promises to strengthen citizens’ rights everywhere in Europe. I expect Member
States to deliver too. The European Commission will soon report on who has done
their homework. We will not shy away from naming and shaming – after all, this
law goes to the very heart of citizens' rights."
There are over 8 million criminal proceedings in the
European Union every year. On 9 March 2010, the European Commission made the
first step in a series of measures to set common EU standards in all criminal
proceedings. The Commission proposed rules that would oblige EU countries to
provide full interpretation and translation services to suspects (IP/10/249, MEMO/10/70). The proposal was quickly agreed by
the European Parliament and Member States in the Council (IP/10/1305). EU Member States have had three
years to adopt these rules, rather than the usual two years, to give

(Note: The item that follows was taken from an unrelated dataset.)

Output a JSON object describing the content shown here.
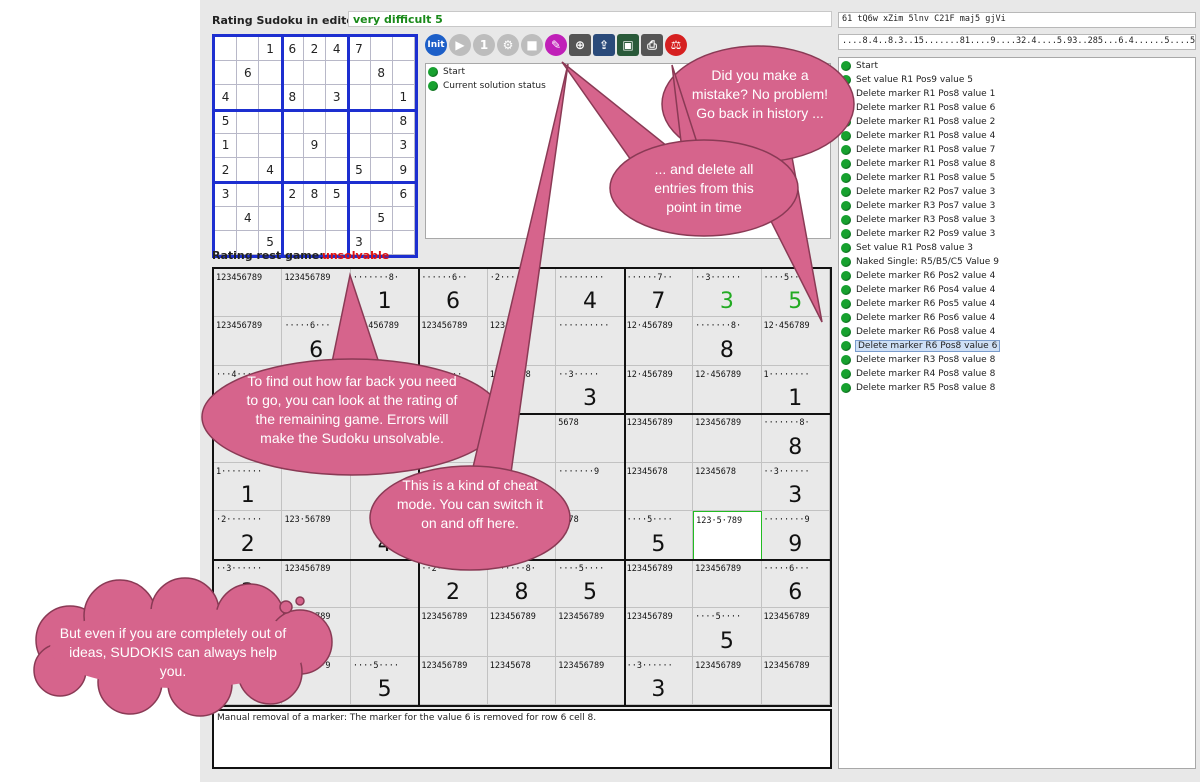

authorities time to put translated information in place.
The Directive on the right to interpretation and translation in
criminal proceedings guarantees the right of citizens to be
interviewed, to take part in hearings and to receive legal advice in their own
language during any part of a criminal proceeding, in all courts in the EU. The
Commission insisted on translation and interpretation rights throughout
criminal proceedings to ensure full compliance with the standards provided by
the European Convention on Human Rights and the case law of the European Court
of Human Rights in Strasbourg, as well as with the Charter of Fundamental
Translation and interpretation costs will have to be
met by the Member State, not by the suspect. Without minimum common standards
to ensure fair proceedings, judicial authorities will be reluctant to send
someone to face trial in another country. As a result, EU measures to fight crime
– such as the European Arrest Warrant – may not be fully applied.
The right to translation and interpretation was the
first in a series of fair trial measures to set common EU standards in criminal
cases. The law was followed by a second Directive on the right to information
in criminal proceedings, adopted in 2012 (see IP/12/575), and the right to access to a lawyer,
adopted in 2013 (IP/13/921). The Commission is set to continue
with its roadmap in this area of justice with proposals for another set of fair
trial rights for citizens expected before the end of 2013.